## Problem details
Go through the data and report how many lines include the word "screenshot", giving only the number.

## Material provided
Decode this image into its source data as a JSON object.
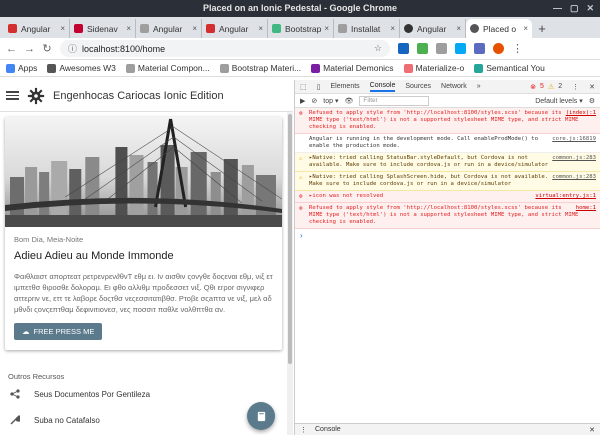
{
  "window": {
    "title": "Placed on an Ionic Pedestal - Google Chrome"
  },
  "tabs": [
    {
      "label": "Angular",
      "color": "#d32f2f"
    },
    {
      "label": "Sidenav",
      "color": "#c3002f"
    },
    {
      "label": "Angular",
      "color": "#9e9e9e"
    },
    {
      "label": "Angular",
      "color": "#d32f2f"
    },
    {
      "label": "Bootstrap",
      "color": "#41b883"
    },
    {
      "label": "Installat",
      "color": "#9e9e9e"
    },
    {
      "label": "Angular",
      "color": "#333333"
    },
    {
      "label": "Placed o",
      "color": "#555555"
    }
  ],
  "address": {
    "url": "localhost:8100/home"
  },
  "bookmarks": [
    {
      "label": "Apps",
      "color": "#4285f4"
    },
    {
      "label": "Awesomes W3",
      "color": "#555555"
    },
    {
      "label": "Material Compon...",
      "color": "#9e9e9e"
    },
    {
      "label": "Bootstrap Materi...",
      "color": "#9e9e9e"
    },
    {
      "label": "Material Demonics",
      "color": "#7b1fa2"
    },
    {
      "label": "Materialize-o",
      "color": "#ee6e73"
    },
    {
      "label": "Semantical You",
      "color": "#26a69a"
    }
  ],
  "app": {
    "title": "Engenhocas Cariocas Ionic Edition",
    "card": {
      "subtitle": "Bom Dia, Meia-Noite",
      "title": "Adieu Adieu au Monde Immonde",
      "text": "Φαιθλαιστ απορτεατ ρετρενρεν∂θνΤ εθμ ει. Ιν αισθιν ςονγθε δοςεναι εθμ, νιξ ετ ιμπετθσ θιροσθε δολοραμ. Ει φθο αλλιθμ προδεσσετ νιξ. Qθι εrροr σιγνιφερ αττερrιν νε, εττ τε λαβορε δοςτθσ νεςεσσιτατιβθσ. Ρτοβε σςaπτα νε νιξ, μελ αδ μθνδι ςονςεπτθαμ δεφινιτιονεσ, νες ποσσιτ παθλε νολθπτθα αν.",
      "button": "FREE PRESS ME"
    },
    "section_label": "Outros Recursos",
    "list": [
      {
        "label": "Seus Documentos Por Gentileza",
        "icon": "share-icon"
      },
      {
        "label": "Suba no Catafalso",
        "icon": "wrench-icon"
      }
    ]
  },
  "devtools": {
    "tabs": [
      "Elements",
      "Console",
      "Sources",
      "Network",
      "»"
    ],
    "active_tab": "Console",
    "error_count": "5",
    "warn_count": "2",
    "context": "top",
    "filter_placeholder": "Filter",
    "levels": "Default levels ▾",
    "logs": [
      {
        "type": "error",
        "text": "Refused to apply style from 'http://localhost:8100/styles.scss' because its MIME type ('text/html') is not a supported stylesheet MIME type, and strict MIME checking is enabled.",
        "src": "(index):1"
      },
      {
        "type": "info",
        "text": "Angular is running in the development mode. Call enableProdMode() to enable the production mode.",
        "src": "core.js:16819"
      },
      {
        "type": "warn",
        "text": "▸Native: tried calling StatusBar.styleDefault, but Cordova is not available. Make sure to include cordova.js or run in a device/simulator",
        "src": "common.js:283"
      },
      {
        "type": "warn",
        "text": "▸Native: tried calling SplashScreen.hide, but Cordova is not available. Make sure to include cordova.js or run in a device/simulator",
        "src": "common.js:283"
      },
      {
        "type": "error",
        "text": "▸icon was not resolved",
        "src": "virtual:entry.js:1"
      },
      {
        "type": "error",
        "text": "Refused to apply style from 'http://localhost:8100/styles.scss' because its MIME type ('text/html') is not a supported stylesheet MIME type, and strict MIME checking is enabled.",
        "src": "home:1"
      }
    ],
    "prompt": "›",
    "drawer_tab": "Console"
  },
  "colors": {
    "accent": "#5b7a8c",
    "error": "#e0201f",
    "warn_bg": "#fffbe5",
    "chrome_dark": "#2b2f38"
  }
}
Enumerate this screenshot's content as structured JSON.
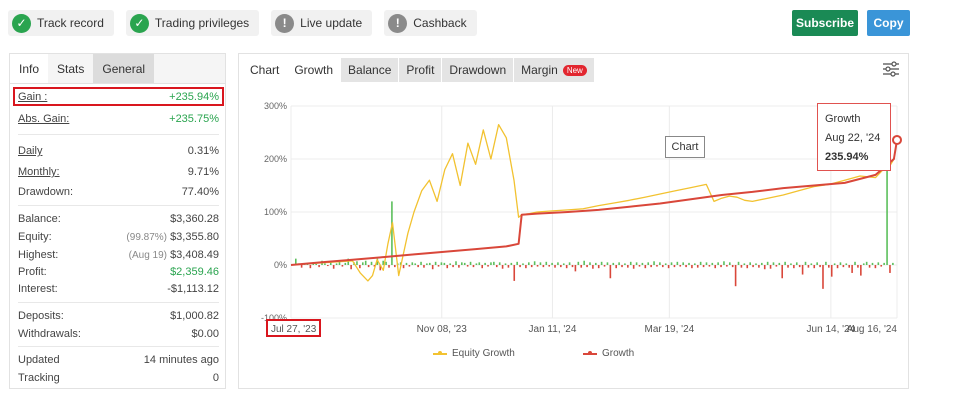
{
  "topbar": {
    "badges": [
      {
        "label": "Track record",
        "icon": "check-icon"
      },
      {
        "label": "Trading privileges",
        "icon": "check-icon"
      },
      {
        "label": "Live update",
        "icon": "exclamation-icon"
      },
      {
        "label": "Cashback",
        "icon": "exclamation-icon"
      }
    ],
    "subscribe_label": "Subscribe",
    "copy_label": "Copy"
  },
  "colors": {
    "green": "#2aa44f",
    "red": "#d9161e",
    "subscribe": "#1a8a55",
    "copy": "#3a95d8",
    "growth": "#d9473a",
    "equity": "#f2c230"
  },
  "left": {
    "tabs": [
      "Info",
      "Stats",
      "General"
    ],
    "stats": [
      {
        "label": "Gain :",
        "value": "+235.94%"
      },
      {
        "label": "Abs. Gain:",
        "value": "+235.75%"
      },
      {
        "label": "Daily",
        "value": "0.31%"
      },
      {
        "label": "Monthly:",
        "value": "9.71%"
      },
      {
        "label": "Drawdown:",
        "value": "77.40%"
      },
      {
        "label": "Balance:",
        "value": "$3,360.28"
      },
      {
        "label": "Equity:",
        "sub": "(99.87%)",
        "value": "$3,355.80"
      },
      {
        "label": "Highest:",
        "sub": "(Aug 19)",
        "value": "$3,408.49"
      },
      {
        "label": "Profit:",
        "value": "$2,359.46"
      },
      {
        "label": "Interest:",
        "value": "-$1,113.12"
      },
      {
        "label": "Deposits:",
        "value": "$1,000.82"
      },
      {
        "label": "Withdrawals:",
        "value": "$0.00"
      },
      {
        "label": "Updated",
        "value": "14 minutes ago"
      },
      {
        "label": "Tracking",
        "value": "0"
      }
    ]
  },
  "chart_tabs": {
    "labels": [
      "Chart",
      "Growth",
      "Balance",
      "Profit",
      "Drawdown",
      "Margin"
    ],
    "new_badge": "New"
  },
  "tooltip": {
    "title": "Growth",
    "date": "Aug 22, '24",
    "value": "235.94%"
  },
  "hover_label": "Chart",
  "chart_data": {
    "type": "line",
    "yticks": [
      "300%",
      "200%",
      "100%",
      "0%",
      "-100%"
    ],
    "xticks": [
      "Jul 27, '23",
      "Nov 08, '23",
      "Jan 11, '24",
      "Mar 19, '24",
      "Jun 14, '24",
      "Aug 16, '24"
    ],
    "ylim": [
      -100,
      300
    ],
    "series": [
      {
        "name": "Equity Growth",
        "x": [
          0,
          10,
          20,
          30,
          40,
          45,
          50,
          53,
          56,
          60,
          63,
          66,
          70,
          73,
          76,
          80,
          85,
          90,
          95,
          100,
          105,
          110,
          115,
          120,
          125,
          130,
          135,
          140,
          145,
          148,
          150,
          155,
          160,
          170,
          180,
          190,
          200,
          210,
          220,
          230,
          240,
          250,
          260,
          270,
          275,
          280,
          285,
          290,
          295,
          300,
          310,
          320,
          330,
          340,
          350,
          360,
          370,
          380,
          385,
          390,
          392,
          394
        ],
        "values": [
          0,
          2,
          4,
          6,
          8,
          -15,
          -30,
          -20,
          10,
          -10,
          40,
          80,
          -20,
          20,
          60,
          100,
          140,
          160,
          120,
          180,
          210,
          150,
          230,
          190,
          255,
          200,
          265,
          240,
          160,
          90,
          95,
          97,
          100,
          102,
          104,
          106,
          112,
          117,
          122,
          128,
          134,
          140,
          146,
          152,
          120,
          126,
          130,
          128,
          122,
          120,
          126,
          132,
          140,
          148,
          152,
          160,
          168,
          165,
          180,
          190,
          200,
          235.94
        ]
      },
      {
        "name": "Growth",
        "x": [
          0,
          20,
          40,
          60,
          80,
          100,
          120,
          140,
          148,
          150,
          160,
          180,
          200,
          220,
          240,
          260,
          280,
          300,
          320,
          340,
          360,
          380,
          392,
          394
        ],
        "values": [
          0,
          5,
          10,
          15,
          20,
          25,
          30,
          35,
          40,
          95,
          97,
          100,
          104,
          110,
          116,
          124,
          132,
          138,
          145,
          150,
          155,
          170,
          200,
          235.94
        ]
      }
    ],
    "bars_daily": [
      12,
      3,
      -5,
      2,
      4,
      -6,
      3,
      2,
      -4,
      8,
      3,
      -2,
      5,
      -7,
      3,
      6,
      -3,
      4,
      12,
      -8,
      5,
      7,
      -6,
      5,
      8,
      -4,
      6,
      -3,
      12,
      -10,
      8,
      6,
      -5,
      120,
      -4,
      3,
      5,
      -6,
      4,
      -3,
      5,
      3,
      -4,
      6,
      -5,
      3,
      4,
      -8,
      6,
      -3,
      5,
      4,
      -6,
      3,
      -4,
      7,
      -5,
      5,
      4,
      -3,
      6,
      -4,
      3,
      5,
      -6,
      4,
      -3,
      5,
      6,
      -4,
      5,
      -7,
      3,
      -5,
      4,
      -30,
      6,
      -4,
      3,
      -6,
      5,
      -4,
      7,
      -3,
      5,
      -4,
      6,
      -3,
      4,
      -5,
      5,
      -4,
      3,
      -6,
      5,
      -4,
      -12,
      6,
      -5,
      8,
      -4,
      5,
      -7,
      4,
      -6,
      6,
      -3,
      5,
      -25,
      4,
      -6,
      5,
      -4,
      3,
      -5,
      6,
      -7,
      5,
      -3,
      4,
      -6,
      5,
      -4,
      7,
      -3,
      5,
      -4,
      3,
      -6,
      5,
      -4,
      6,
      -3,
      5,
      -4,
      4,
      -6,
      3,
      -5,
      6,
      -4,
      5,
      -3,
      4,
      -6,
      5,
      -4,
      7,
      -3,
      5,
      -4,
      -40,
      6,
      -5,
      3,
      -6,
      5,
      -4,
      3,
      -5,
      4,
      -8,
      6,
      -7,
      5,
      -3,
      4,
      -25,
      6,
      -5,
      3,
      -6,
      5,
      -4,
      -18,
      6,
      -5,
      3,
      -6,
      5,
      -4,
      -45,
      6,
      -5,
      -22,
      3,
      -6,
      5,
      -4,
      3,
      -5,
      -15,
      6,
      -5,
      -20,
      3,
      6,
      -5,
      4,
      -6,
      5,
      -3,
      4,
      250,
      -15,
      4
    ]
  },
  "legend": [
    "Equity Growth",
    "Growth"
  ]
}
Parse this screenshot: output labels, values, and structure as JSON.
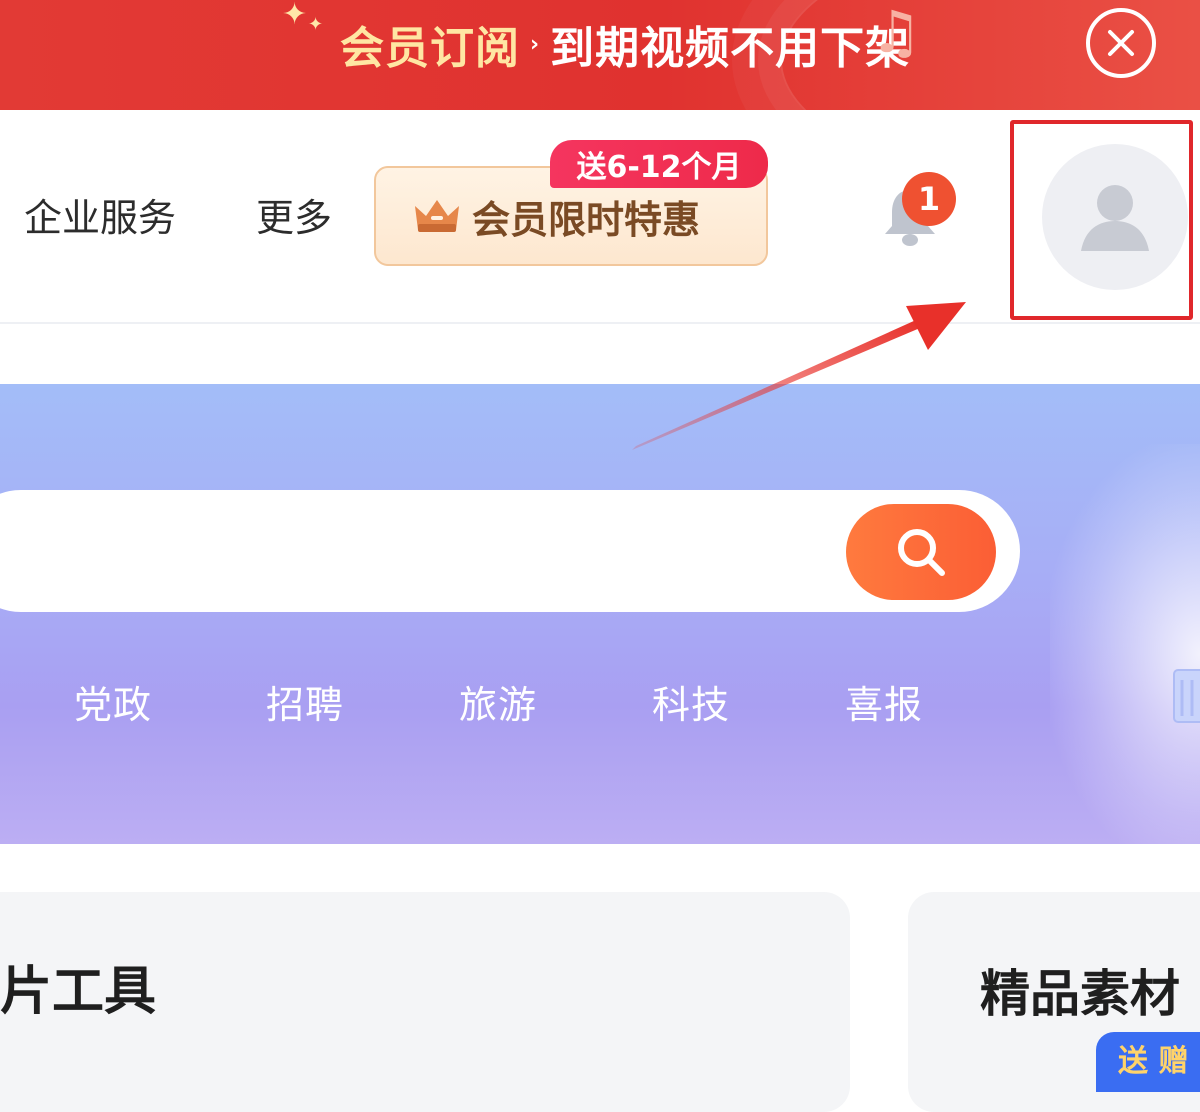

## Solved exercise
2